As I was starting to say before, I learned a lot from reading this book. I guess there were a lot of things that didn't occur to me before - or perhaps I had just never thought about. Things like, how much training it takes to use a cane... or learning a whole new language with braille... all of the restrictions in travel, jobs, and life. It just all was discussed so easily and interestingly that I will never forget the lessons I learned in this book.
You know, there are a few ways this book could have gone. I always wonder with this type of book if the author sets out to write a book about a blind girl, or if they set out to write a book about a girl's life who just so happens to be going blind. You know what I mean? Because this book seemed more like the later. That her family and her life are affected very centrally by this disability, but she's still just a girl dealing with drama. I don't know if any of this makes sense, but I really appreciated the way this book was written.
I do hope to read more by this author - once I figure out what those things may be. I enjoy knowing that she did so much research for this book. It really shines through.

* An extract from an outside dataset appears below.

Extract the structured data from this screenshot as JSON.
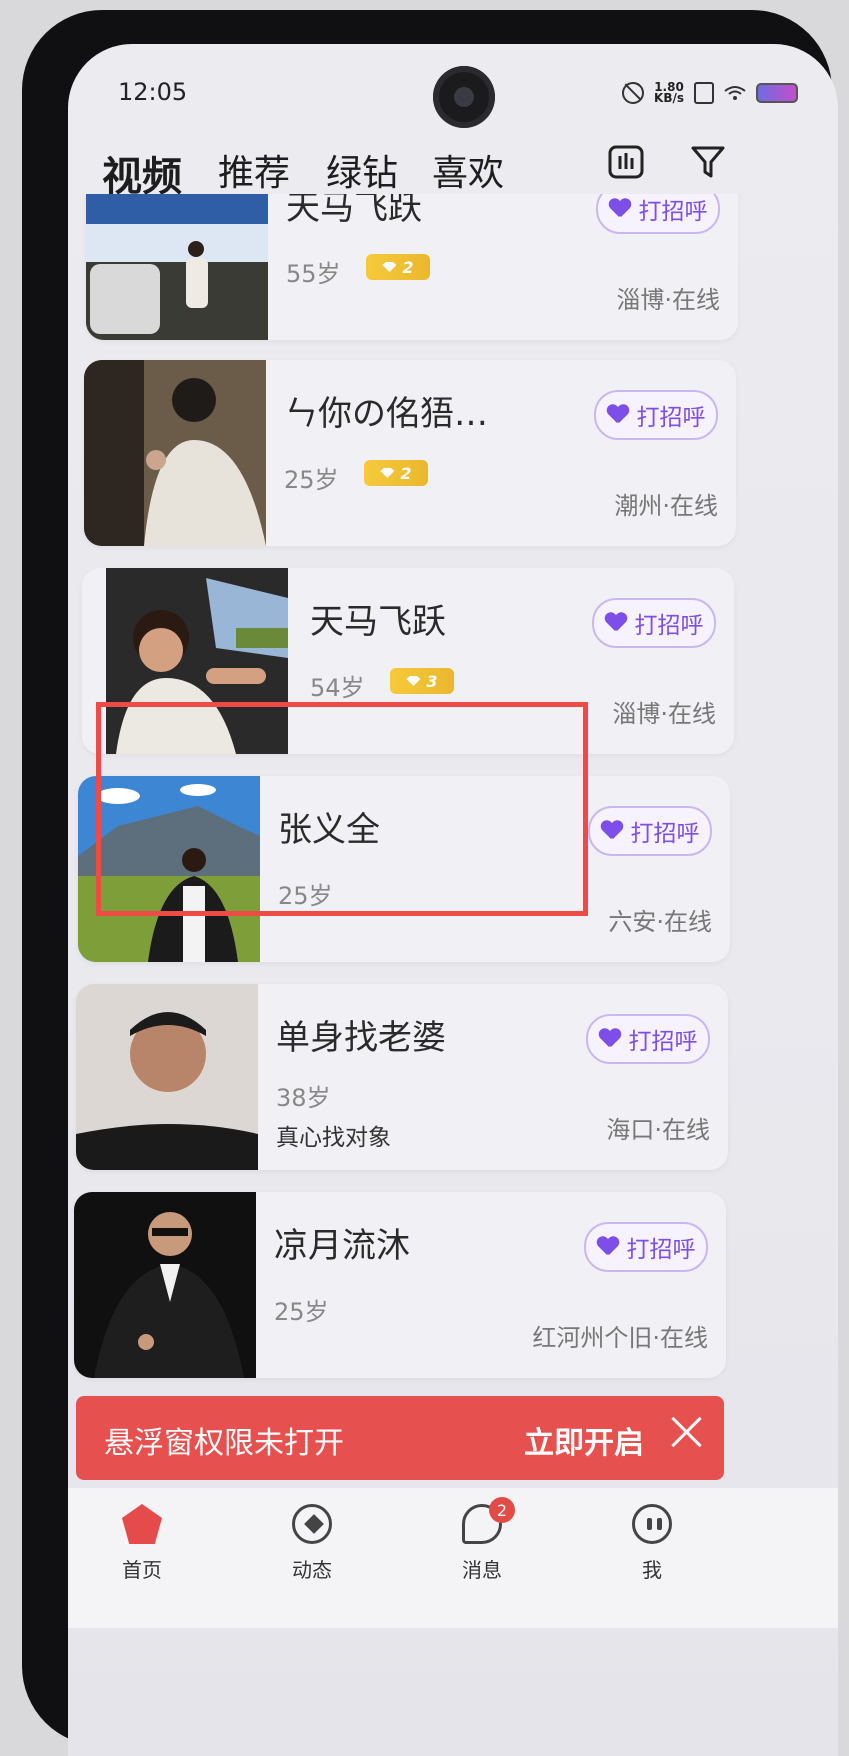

This is an inspirational book and definitely makes me very thankful for my crappy eyesight... because someone always has it worse. What a great book!
I will be recommending this book to anyone looking for inspirational realistic fiction. It completely fits the bill. And I think it would be really good for teens to read this book in order to get an understanding of a fairly common disability. Sometimes it seems like blindness would be easier to handle than other disabilities, but this story shines light on every aspect of it. I'm highly recommending it.
Check out the author's website for more information and more books that she's written. I know I'll be looking for them.
Other Blog Reviews:
As I Turn the Pages
Well, in my search for reviews, I realize that a lot of people were waiting on this one, but not many have gotten their hands on it. I look forward to reading more reviews of it in the future. Have you read it yet?